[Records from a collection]
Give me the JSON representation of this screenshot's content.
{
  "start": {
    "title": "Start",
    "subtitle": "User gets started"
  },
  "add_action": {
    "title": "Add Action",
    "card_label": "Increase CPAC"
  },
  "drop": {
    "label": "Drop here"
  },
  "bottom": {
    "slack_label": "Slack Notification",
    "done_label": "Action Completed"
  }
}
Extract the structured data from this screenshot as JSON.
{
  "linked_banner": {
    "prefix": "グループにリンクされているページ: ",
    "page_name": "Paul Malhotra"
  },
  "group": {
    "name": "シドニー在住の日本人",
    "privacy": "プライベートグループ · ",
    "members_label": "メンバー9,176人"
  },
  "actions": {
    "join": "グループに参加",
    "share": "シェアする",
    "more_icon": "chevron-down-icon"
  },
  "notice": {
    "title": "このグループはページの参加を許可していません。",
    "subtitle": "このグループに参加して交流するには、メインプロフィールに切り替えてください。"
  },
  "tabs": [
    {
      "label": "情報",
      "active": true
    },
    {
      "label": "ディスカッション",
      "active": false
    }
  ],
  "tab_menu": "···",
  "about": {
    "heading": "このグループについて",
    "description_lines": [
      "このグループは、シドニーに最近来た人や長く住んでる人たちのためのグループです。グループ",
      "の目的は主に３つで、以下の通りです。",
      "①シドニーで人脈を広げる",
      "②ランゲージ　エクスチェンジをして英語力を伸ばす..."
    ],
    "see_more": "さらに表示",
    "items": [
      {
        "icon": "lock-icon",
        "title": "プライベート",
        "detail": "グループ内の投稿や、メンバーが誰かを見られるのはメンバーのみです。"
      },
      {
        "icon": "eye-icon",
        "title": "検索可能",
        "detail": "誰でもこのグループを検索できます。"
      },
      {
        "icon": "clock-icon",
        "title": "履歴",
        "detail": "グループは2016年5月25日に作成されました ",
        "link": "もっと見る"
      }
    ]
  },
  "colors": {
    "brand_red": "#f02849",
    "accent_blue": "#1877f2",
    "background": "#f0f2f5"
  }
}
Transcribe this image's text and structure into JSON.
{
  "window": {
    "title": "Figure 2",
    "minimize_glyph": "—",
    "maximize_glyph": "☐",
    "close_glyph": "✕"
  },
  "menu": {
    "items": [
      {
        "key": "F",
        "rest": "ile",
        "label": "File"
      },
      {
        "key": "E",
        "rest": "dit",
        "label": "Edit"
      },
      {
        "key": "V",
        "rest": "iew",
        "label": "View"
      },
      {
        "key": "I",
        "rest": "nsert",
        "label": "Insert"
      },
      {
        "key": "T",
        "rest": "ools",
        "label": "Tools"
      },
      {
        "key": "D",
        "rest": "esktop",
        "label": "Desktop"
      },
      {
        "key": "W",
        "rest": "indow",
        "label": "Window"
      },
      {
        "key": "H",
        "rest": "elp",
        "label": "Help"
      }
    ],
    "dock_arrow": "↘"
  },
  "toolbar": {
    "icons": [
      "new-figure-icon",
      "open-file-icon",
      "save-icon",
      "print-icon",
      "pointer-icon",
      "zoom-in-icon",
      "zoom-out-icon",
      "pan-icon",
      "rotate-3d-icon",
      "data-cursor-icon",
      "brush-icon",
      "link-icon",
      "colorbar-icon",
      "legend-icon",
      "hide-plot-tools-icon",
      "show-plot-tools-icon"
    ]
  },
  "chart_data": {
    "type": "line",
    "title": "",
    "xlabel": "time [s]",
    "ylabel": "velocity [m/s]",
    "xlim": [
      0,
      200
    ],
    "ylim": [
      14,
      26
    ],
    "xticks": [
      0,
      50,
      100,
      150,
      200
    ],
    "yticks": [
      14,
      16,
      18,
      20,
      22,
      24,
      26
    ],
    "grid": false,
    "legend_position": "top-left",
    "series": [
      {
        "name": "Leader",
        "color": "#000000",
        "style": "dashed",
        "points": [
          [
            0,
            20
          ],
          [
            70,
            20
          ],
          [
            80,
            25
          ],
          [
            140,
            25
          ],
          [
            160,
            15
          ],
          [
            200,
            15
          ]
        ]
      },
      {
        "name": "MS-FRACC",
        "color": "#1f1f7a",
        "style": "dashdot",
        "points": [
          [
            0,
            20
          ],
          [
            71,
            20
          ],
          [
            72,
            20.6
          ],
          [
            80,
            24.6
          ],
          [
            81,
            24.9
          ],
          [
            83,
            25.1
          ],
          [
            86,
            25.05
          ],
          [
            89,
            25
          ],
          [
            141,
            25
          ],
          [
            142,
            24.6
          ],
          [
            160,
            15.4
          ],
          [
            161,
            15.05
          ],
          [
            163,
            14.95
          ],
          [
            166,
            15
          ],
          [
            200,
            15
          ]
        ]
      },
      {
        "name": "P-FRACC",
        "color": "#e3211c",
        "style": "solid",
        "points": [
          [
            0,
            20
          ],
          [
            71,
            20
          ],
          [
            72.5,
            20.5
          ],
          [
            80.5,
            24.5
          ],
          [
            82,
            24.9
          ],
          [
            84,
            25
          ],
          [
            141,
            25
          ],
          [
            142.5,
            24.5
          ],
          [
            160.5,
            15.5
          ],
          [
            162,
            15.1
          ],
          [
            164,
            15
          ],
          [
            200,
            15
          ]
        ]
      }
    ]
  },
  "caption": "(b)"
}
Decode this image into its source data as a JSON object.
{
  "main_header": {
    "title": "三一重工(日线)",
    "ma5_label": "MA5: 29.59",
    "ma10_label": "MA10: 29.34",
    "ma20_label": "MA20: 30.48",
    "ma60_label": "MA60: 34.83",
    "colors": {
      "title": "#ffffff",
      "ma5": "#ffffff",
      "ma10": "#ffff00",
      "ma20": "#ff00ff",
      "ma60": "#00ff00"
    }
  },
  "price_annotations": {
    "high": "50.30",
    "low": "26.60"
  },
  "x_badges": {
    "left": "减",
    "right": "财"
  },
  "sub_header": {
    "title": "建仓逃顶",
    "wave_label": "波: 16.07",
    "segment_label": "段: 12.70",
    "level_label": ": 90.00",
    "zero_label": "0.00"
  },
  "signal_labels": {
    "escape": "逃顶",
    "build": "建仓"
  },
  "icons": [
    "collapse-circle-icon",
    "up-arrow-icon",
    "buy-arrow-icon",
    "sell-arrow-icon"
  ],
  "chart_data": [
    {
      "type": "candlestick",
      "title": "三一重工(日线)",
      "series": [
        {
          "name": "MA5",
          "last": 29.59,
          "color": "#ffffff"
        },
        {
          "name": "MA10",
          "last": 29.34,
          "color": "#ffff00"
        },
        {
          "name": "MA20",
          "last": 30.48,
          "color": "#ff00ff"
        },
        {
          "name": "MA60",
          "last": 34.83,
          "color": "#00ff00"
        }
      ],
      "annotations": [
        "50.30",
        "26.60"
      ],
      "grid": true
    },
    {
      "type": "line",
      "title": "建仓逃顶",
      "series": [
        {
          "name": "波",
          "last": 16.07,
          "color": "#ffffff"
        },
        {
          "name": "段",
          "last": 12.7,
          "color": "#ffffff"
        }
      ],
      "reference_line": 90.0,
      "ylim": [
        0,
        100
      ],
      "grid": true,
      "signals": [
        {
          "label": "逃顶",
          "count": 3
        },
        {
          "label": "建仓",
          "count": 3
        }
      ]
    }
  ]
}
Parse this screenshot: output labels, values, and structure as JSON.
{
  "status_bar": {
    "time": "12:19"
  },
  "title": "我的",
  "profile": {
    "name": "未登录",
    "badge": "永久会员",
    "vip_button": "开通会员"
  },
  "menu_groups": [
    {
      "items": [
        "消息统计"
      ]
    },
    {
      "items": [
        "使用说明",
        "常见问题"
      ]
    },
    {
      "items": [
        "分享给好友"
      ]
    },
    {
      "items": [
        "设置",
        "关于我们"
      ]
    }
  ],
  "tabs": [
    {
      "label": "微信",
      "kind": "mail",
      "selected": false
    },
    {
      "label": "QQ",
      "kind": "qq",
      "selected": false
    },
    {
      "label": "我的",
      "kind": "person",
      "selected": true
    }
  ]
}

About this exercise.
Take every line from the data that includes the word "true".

Response to this exercise.
      "active": true
      "grid": true
      "grid": true,
      "selected": true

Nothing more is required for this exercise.